▶ **TASK DETAILS**
Please retype all of the entries that follow, leaving the images out.

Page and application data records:
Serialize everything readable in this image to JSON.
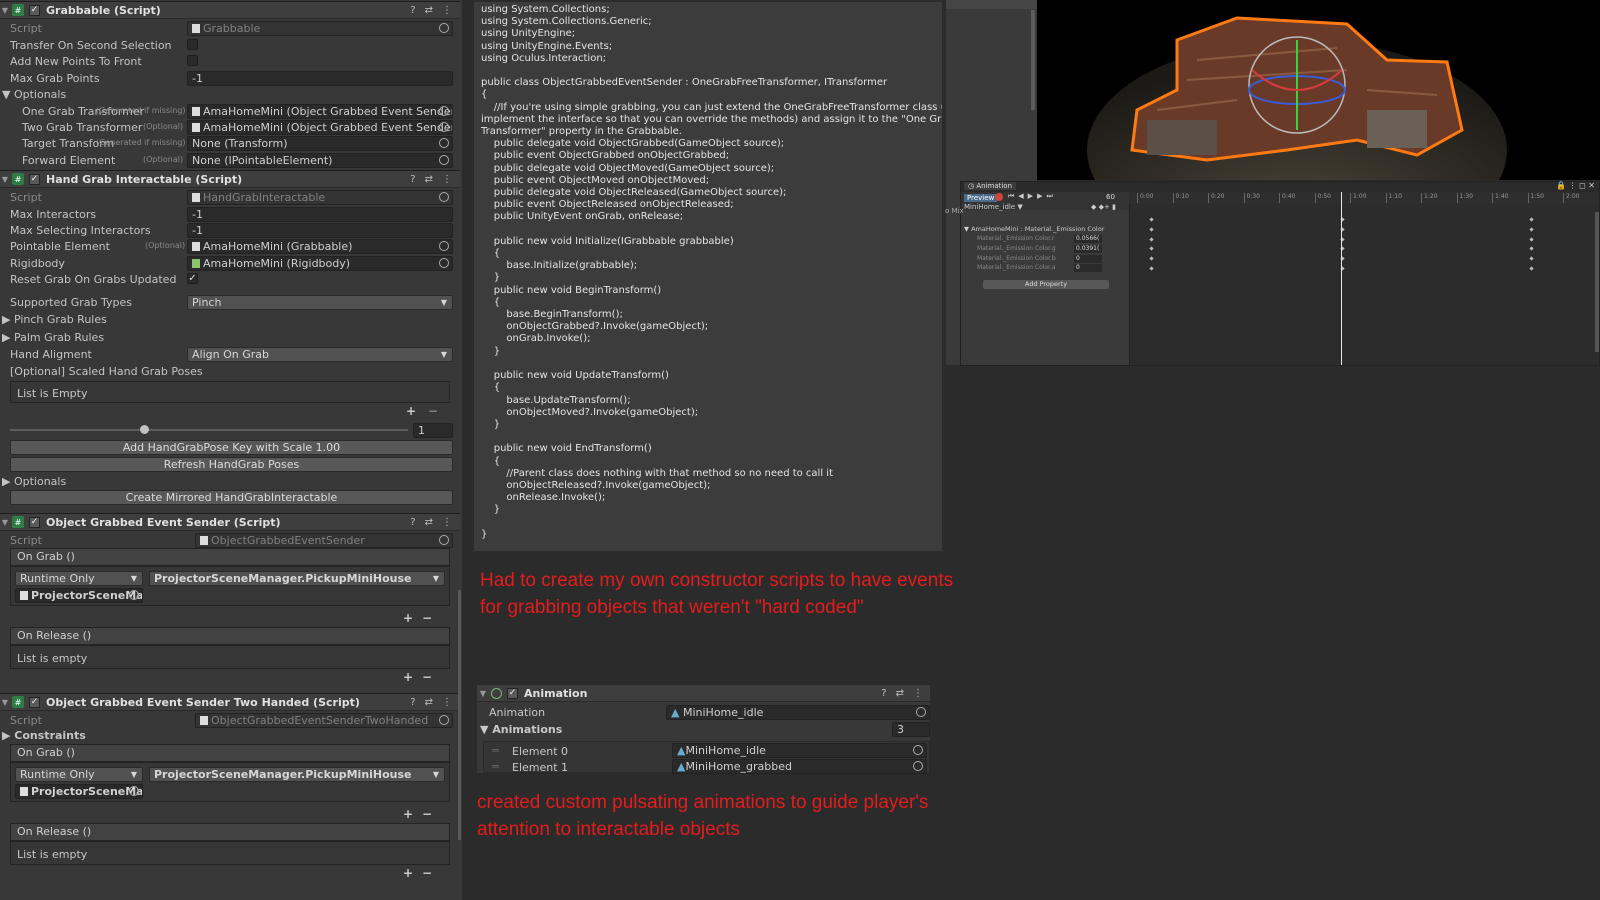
{
  "grabbable": {
    "title": "Grabbable (Script)",
    "script_label": "Script",
    "script_value": "Grabbable",
    "transfer_label": "Transfer On Second Selection",
    "addpts_label": "Add New Points To Front",
    "maxgrab_label": "Max Grab Points",
    "maxgrab_value": "-1",
    "optionals": "Optionals",
    "one_label": "One Grab Transformer",
    "one_hint": "(Generated if missing)",
    "one_value": "AmaHomeMini (Object Grabbed Event Sender)",
    "two_label": "Two Grab Transformer",
    "two_hint": "(Optional)",
    "two_value": "AmaHomeMini (Object Grabbed Event Sender Two H",
    "target_label": "Target Transform",
    "target_hint": "(Generated if missing)",
    "target_value": "None (Transform)",
    "fwd_label": "Forward Element",
    "fwd_hint": "(Optional)",
    "fwd_value": "None (IPointableElement)"
  },
  "hand": {
    "title": "Hand Grab Interactable (Script)",
    "script_label": "Script",
    "script_value": "HandGrabInteractable",
    "maxint_label": "Max Interactors",
    "maxint_value": "-1",
    "maxsel_label": "Max Selecting Interactors",
    "maxsel_value": "-1",
    "pe_label": "Pointable Element",
    "pe_hint": "(Optional)",
    "pe_value": "AmaHomeMini (Grabbable)",
    "rb_label": "Rigidbody",
    "rb_value": "AmaHomeMini (Rigidbody)",
    "reset_label": "Reset Grab On Grabs Updated",
    "check": "✓",
    "sgt_label": "Supported Grab Types",
    "sgt_value": "Pinch",
    "pinch_label": "Pinch Grab Rules",
    "palm_label": "Palm Grab Rules",
    "align_label": "Hand Aligment",
    "align_value": "Align On Grab",
    "scaled_label": "[Optional] Scaled Hand Grab Poses",
    "list_empty": "List is Empty",
    "slider_value": "1",
    "add_btn": "Add HandGrabPose Key with Scale 1.00",
    "refresh_btn": "Refresh HandGrab Poses",
    "optionals": "Optionals",
    "mirror_btn": "Create Mirrored HandGrabInteractable"
  },
  "sender": {
    "title": "Object Grabbed Event Sender (Script)",
    "script_label": "Script",
    "script_value": "ObjectGrabbedEventSender",
    "ongrab": "On Grab ()",
    "runtime": "Runtime Only",
    "method": "ProjectorSceneManager.PickupMiniHouse",
    "obj": "ProjectorSceneManac",
    "onrelease": "On Release ()",
    "list_empty": "List is empty"
  },
  "sender2": {
    "title": "Object Grabbed Event Sender Two Handed (Script)",
    "script_label": "Script",
    "script_value": "ObjectGrabbedEventSenderTwoHanded",
    "constraints": "Constraints",
    "ongrab": "On Grab ()",
    "runtime": "Runtime Only",
    "method": "ProjectorSceneManager.PickupMiniHouse",
    "obj": "ProjectorSceneManac",
    "onrelease": "On Release ()",
    "list_empty": "List is empty"
  },
  "code": "using System.Collections;\nusing System.Collections.Generic;\nusing UnityEngine;\nusing UnityEngine.Events;\nusing Oculus.Interaction;\n\npublic class ObjectGrabbedEventSender : OneGrabFreeTransformer, ITransformer\n{\n    //If you're using simple grabbing, you can just extend the OneGrabFreeTransformer class (and also\nimplement the interface so that you can override the methods) and assign it to the \"One Grab\nTransformer\" property in the Grabbable.\n    public delegate void ObjectGrabbed(GameObject source);\n    public event ObjectGrabbed onObjectGrabbed;\n    public delegate void ObjectMoved(GameObject source);\n    public event ObjectMoved onObjectMoved;\n    public delegate void ObjectReleased(GameObject source);\n    public event ObjectReleased onObjectReleased;\n    public UnityEvent onGrab, onRelease;\n\n    public new void Initialize(IGrabbable grabbable)\n    {\n        base.Initialize(grabbable);\n    }\n    public new void BeginTransform()\n    {\n        base.BeginTransform();\n        onObjectGrabbed?.Invoke(gameObject);\n        onGrab.Invoke();\n    }\n\n    public new void UpdateTransform()\n    {\n        base.UpdateTransform();\n        onObjectMoved?.Invoke(gameObject);\n    }\n\n    public new void EndTransform()\n    {\n        //Parent class does nothing with that method so no need to call it\n        onObjectReleased?.Invoke(gameObject);\n        onRelease.Invoke();\n    }\n\n}",
  "caption1": "Had to create my own constructor scripts to have events for grabbing objects that weren't \"hard coded\"",
  "caption2": "created custom pulsating animations to guide player's attention to interactable objects",
  "animcomp": {
    "title": "Animation",
    "anim_label": "Animation",
    "anim_value": "MiniHome_idle",
    "anims_label": "Animations",
    "anims_count": "3",
    "el0_label": "Element 0",
    "el0_value": "MiniHome_idle",
    "el1_label": "Element 1",
    "el1_value": "MiniHome_grabbed"
  },
  "animwin": {
    "tab": "Animation",
    "preview": "Preview",
    "frame": "60",
    "clip": "MiniHome_idle",
    "mix": "o Mix",
    "track": "AmaHomeMini : Material._Emission Color",
    "props": [
      {
        "name": "Material._Emission Color.r",
        "value": "0.0566("
      },
      {
        "name": "Material._Emission Color.g",
        "value": "0.0391("
      },
      {
        "name": "Material._Emission Color.b",
        "value": "0"
      },
      {
        "name": "Material._Emission Color.a",
        "value": "0"
      }
    ],
    "add_property": "Add Property",
    "ticks": [
      "0:00",
      "0:10",
      "0:20",
      "0:30",
      "0:40",
      "0:50",
      "1:00",
      "1:10",
      "1:20",
      "1:30",
      "1:40",
      "1:50",
      "2:00"
    ]
  }
}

▶ **WRITTEN ANSWER**
Serialize everything readable in this image to JSON.
{
  "grabbable": {
    "title": "Grabbable (Script)",
    "script_label": "Script",
    "script_value": "Grabbable",
    "transfer_label": "Transfer On Second Selection",
    "addpts_label": "Add New Points To Front",
    "maxgrab_label": "Max Grab Points",
    "maxgrab_value": "-1",
    "optionals": "Optionals",
    "one_label": "One Grab Transformer",
    "one_hint": "(Generated if missing)",
    "one_value": "AmaHomeMini (Object Grabbed Event Sender)",
    "two_label": "Two Grab Transformer",
    "two_hint": "(Optional)",
    "two_value": "AmaHomeMini (Object Grabbed Event Sender Two H",
    "target_label": "Target Transform",
    "target_hint": "(Generated if missing)",
    "target_value": "None (Transform)",
    "fwd_label": "Forward Element",
    "fwd_hint": "(Optional)",
    "fwd_value": "None (IPointableElement)"
  },
  "hand": {
    "title": "Hand Grab Interactable (Script)",
    "script_label": "Script",
    "script_value": "HandGrabInteractable",
    "maxint_label": "Max Interactors",
    "maxint_value": "-1",
    "maxsel_label": "Max Selecting Interactors",
    "maxsel_value": "-1",
    "pe_label": "Pointable Element",
    "pe_hint": "(Optional)",
    "pe_value": "AmaHomeMini (Grabbable)",
    "rb_label": "Rigidbody",
    "rb_value": "AmaHomeMini (Rigidbody)",
    "reset_label": "Reset Grab On Grabs Updated",
    "check": "✓",
    "sgt_label": "Supported Grab Types",
    "sgt_value": "Pinch",
    "pinch_label": "Pinch Grab Rules",
    "palm_label": "Palm Grab Rules",
    "align_label": "Hand Aligment",
    "align_value": "Align On Grab",
    "scaled_label": "[Optional] Scaled Hand Grab Poses",
    "list_empty": "List is Empty",
    "slider_value": "1",
    "add_btn": "Add HandGrabPose Key with Scale 1.00",
    "refresh_btn": "Refresh HandGrab Poses",
    "optionals": "Optionals",
    "mirror_btn": "Create Mirrored HandGrabInteractable"
  },
  "sender": {
    "title": "Object Grabbed Event Sender (Script)",
    "script_label": "Script",
    "script_value": "ObjectGrabbedEventSender",
    "ongrab": "On Grab ()",
    "runtime": "Runtime Only",
    "method": "ProjectorSceneManager.PickupMiniHouse",
    "obj": "ProjectorSceneManac",
    "onrelease": "On Release ()",
    "list_empty": "List is empty"
  },
  "sender2": {
    "title": "Object Grabbed Event Sender Two Handed (Script)",
    "script_label": "Script",
    "script_value": "ObjectGrabbedEventSenderTwoHanded",
    "constraints": "Constraints",
    "ongrab": "On Grab ()",
    "runtime": "Runtime Only",
    "method": "ProjectorSceneManager.PickupMiniHouse",
    "obj": "ProjectorSceneManac",
    "onrelease": "On Release ()",
    "list_empty": "List is empty"
  },
  "code": "using System.Collections;\nusing System.Collections.Generic;\nusing UnityEngine;\nusing UnityEngine.Events;\nusing Oculus.Interaction;\n\npublic class ObjectGrabbedEventSender : OneGrabFreeTransformer, ITransformer\n{\n    //If you're using simple grabbing, you can just extend the OneGrabFreeTransformer class (and also\nimplement the interface so that you can override the methods) and assign it to the \"One Grab\nTransformer\" property in the Grabbable.\n    public delegate void ObjectGrabbed(GameObject source);\n    public event ObjectGrabbed onObjectGrabbed;\n    public delegate void ObjectMoved(GameObject source);\n    public event ObjectMoved onObjectMoved;\n    public delegate void ObjectReleased(GameObject source);\n    public event ObjectReleased onObjectReleased;\n    public UnityEvent onGrab, onRelease;\n\n    public new void Initialize(IGrabbable grabbable)\n    {\n        base.Initialize(grabbable);\n    }\n    public new void BeginTransform()\n    {\n        base.BeginTransform();\n        onObjectGrabbed?.Invoke(gameObject);\n        onGrab.Invoke();\n    }\n\n    public new void UpdateTransform()\n    {\n        base.UpdateTransform();\n        onObjectMoved?.Invoke(gameObject);\n    }\n\n    public new void EndTransform()\n    {\n        //Parent class does nothing with that method so no need to call it\n        onObjectReleased?.Invoke(gameObject);\n        onRelease.Invoke();\n    }\n\n}",
  "caption1": "Had to create my own constructor scripts to have events for grabbing objects that weren't \"hard coded\"",
  "caption2": "created custom pulsating animations to guide player's attention to interactable objects",
  "animcomp": {
    "title": "Animation",
    "anim_label": "Animation",
    "anim_value": "MiniHome_idle",
    "anims_label": "Animations",
    "anims_count": "3",
    "el0_label": "Element 0",
    "el0_value": "MiniHome_idle",
    "el1_label": "Element 1",
    "el1_value": "MiniHome_grabbed"
  },
  "animwin": {
    "tab": "Animation",
    "preview": "Preview",
    "frame": "60",
    "clip": "MiniHome_idle",
    "mix": "o Mix",
    "track": "AmaHomeMini : Material._Emission Color",
    "props": [
      {
        "name": "Material._Emission Color.r",
        "value": "0.0566("
      },
      {
        "name": "Material._Emission Color.g",
        "value": "0.0391("
      },
      {
        "name": "Material._Emission Color.b",
        "value": "0"
      },
      {
        "name": "Material._Emission Color.a",
        "value": "0"
      }
    ],
    "add_property": "Add Property",
    "ticks": [
      "0:00",
      "0:10",
      "0:20",
      "0:30",
      "0:40",
      "0:50",
      "1:00",
      "1:10",
      "1:20",
      "1:30",
      "1:40",
      "1:50",
      "2:00"
    ]
  }
}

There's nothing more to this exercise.